One of the things that I have become aware of recently is just how important it is to have friends of all ages. When you are younger, the experience of older friends can help you navigate the bumps along the way. When you are older, your experiences can help your younger friends, and their experiences can bring the excitement of new ideas and challenges into your life.
Eleven years ago when I was 65 and my then partner was 56 we started a Permaculture center near Durango, Colorado. As we were beginning to build the 2200 sq.ft. greenhouse, we started down the traditional path of doing it ourselves with some help from knowledgeable friends and some paid help. That did get things started, but we soon realized that there was no way we would be able to get the greenhouse closed in before the snow came. A friend and board member of our Permaculture center suggested that we contact the environmental center at Fort Lewis College (FLC). We spoke with the director of the center, and he was excited about being involved in something so interesting. Ten days later some 30 FLC students appeared on a sunny October Saturday along with an instructor from Habitat for Humanity to organize them. That day we made significant progress. But more importantly we connected with each of the students, and for the next ten weekends, we had 4-6 or more students show up ever Saturday and Sunday, and by the first weekend in December, the greenhouse was all closed up for the winter. The next spring, two of those students volunteered to complete the masonry for the pond in the middle of the greenhouse.

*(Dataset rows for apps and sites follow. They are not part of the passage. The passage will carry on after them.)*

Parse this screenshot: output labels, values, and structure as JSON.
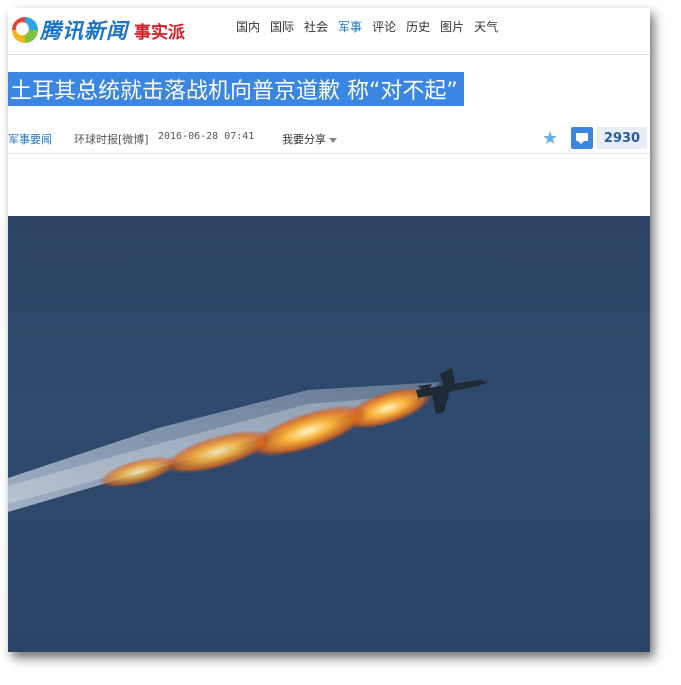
{
  "header": {
    "logo_text": "腾讯新闻",
    "brand_text": "事实派",
    "nav": [
      {
        "label": "国内",
        "active": false
      },
      {
        "label": "国际",
        "active": false
      },
      {
        "label": "社会",
        "active": false
      },
      {
        "label": "军事",
        "active": true
      },
      {
        "label": "评论",
        "active": false
      },
      {
        "label": "历史",
        "active": false
      },
      {
        "label": "图片",
        "active": false
      },
      {
        "label": "天气",
        "active": false
      }
    ]
  },
  "article": {
    "title": "土耳其总统就击落战机向普京道歉 称“对不起”",
    "category": "军事要闻",
    "source": "环球时报[微博]",
    "datetime": "2016-06-28 07:41",
    "share_label": "我要分享",
    "comment_count": "2930"
  },
  "colors": {
    "accent": "#3b86e3",
    "link": "#1a75c6",
    "sky": "#2f4a6e",
    "fire": "#f39a2a"
  },
  "icons": {
    "favorite": "star-icon",
    "comment": "comment-bubble-icon"
  }
}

Over the years since then, we have had a number of unexpected visits from students who worked on the greenhouse who were just passing through and wanted to see how it was going. It was exciting for us to catch up with them on where their lives were going, and they were just as interested in seeing how things in our mostly solar heated greenhouse were growing and going.